Assignment = Your task is to copy every record exactly.

Data supplied =
⁂

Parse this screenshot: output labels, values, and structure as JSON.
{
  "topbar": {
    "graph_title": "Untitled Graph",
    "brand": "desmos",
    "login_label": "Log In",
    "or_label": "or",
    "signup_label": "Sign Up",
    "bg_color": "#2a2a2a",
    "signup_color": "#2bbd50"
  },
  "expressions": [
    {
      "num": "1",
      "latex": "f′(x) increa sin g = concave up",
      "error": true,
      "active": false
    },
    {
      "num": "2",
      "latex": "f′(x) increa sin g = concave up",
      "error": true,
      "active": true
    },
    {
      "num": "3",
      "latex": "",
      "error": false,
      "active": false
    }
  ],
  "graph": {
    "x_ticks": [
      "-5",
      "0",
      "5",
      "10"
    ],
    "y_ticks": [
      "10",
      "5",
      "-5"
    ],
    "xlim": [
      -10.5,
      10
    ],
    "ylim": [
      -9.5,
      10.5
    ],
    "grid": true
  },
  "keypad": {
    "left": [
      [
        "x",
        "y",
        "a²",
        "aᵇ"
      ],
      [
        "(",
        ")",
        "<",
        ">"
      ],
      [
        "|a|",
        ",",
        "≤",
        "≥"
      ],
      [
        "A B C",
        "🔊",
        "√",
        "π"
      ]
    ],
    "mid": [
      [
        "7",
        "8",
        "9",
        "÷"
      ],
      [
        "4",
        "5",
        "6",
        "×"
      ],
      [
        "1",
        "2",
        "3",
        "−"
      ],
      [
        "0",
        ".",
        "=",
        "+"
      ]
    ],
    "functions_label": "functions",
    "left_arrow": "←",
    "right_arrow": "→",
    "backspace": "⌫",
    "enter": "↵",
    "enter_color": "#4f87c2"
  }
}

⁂

Answer below =
Parse this screenshot: output labels, values, and structure as JSON.
{
  "topbar": {
    "graph_title": "Untitled Graph",
    "brand": "desmos",
    "login_label": "Log In",
    "or_label": "or",
    "signup_label": "Sign Up",
    "bg_color": "#2a2a2a",
    "signup_color": "#2bbd50"
  },
  "expressions": [
    {
      "num": "1",
      "latex": "f′(x) increa sin g = concave up",
      "error": true,
      "active": false
    },
    {
      "num": "2",
      "latex": "f′(x) increa sin g = concave up",
      "error": true,
      "active": true
    },
    {
      "num": "3",
      "latex": "",
      "error": false,
      "active": false
    }
  ],
  "graph": {
    "x_ticks": [
      "-5",
      "0",
      "5",
      "10"
    ],
    "y_ticks": [
      "10",
      "5",
      "-5"
    ],
    "xlim": [
      -10.5,
      10
    ],
    "ylim": [
      -9.5,
      10.5
    ],
    "grid": true
  },
  "keypad": {
    "left": [
      [
        "x",
        "y",
        "a²",
        "aᵇ"
      ],
      [
        "(",
        ")",
        "<",
        ">"
      ],
      [
        "|a|",
        ",",
        "≤",
        "≥"
      ],
      [
        "A B C",
        "🔊",
        "√",
        "π"
      ]
    ],
    "mid": [
      [
        "7",
        "8",
        "9",
        "÷"
      ],
      [
        "4",
        "5",
        "6",
        "×"
      ],
      [
        "1",
        "2",
        "3",
        "−"
      ],
      [
        "0",
        ".",
        "=",
        "+"
      ]
    ],
    "functions_label": "functions",
    "left_arrow": "←",
    "right_arrow": "→",
    "backspace": "⌫",
    "enter": "↵",
    "enter_color": "#4f87c2"
  }
}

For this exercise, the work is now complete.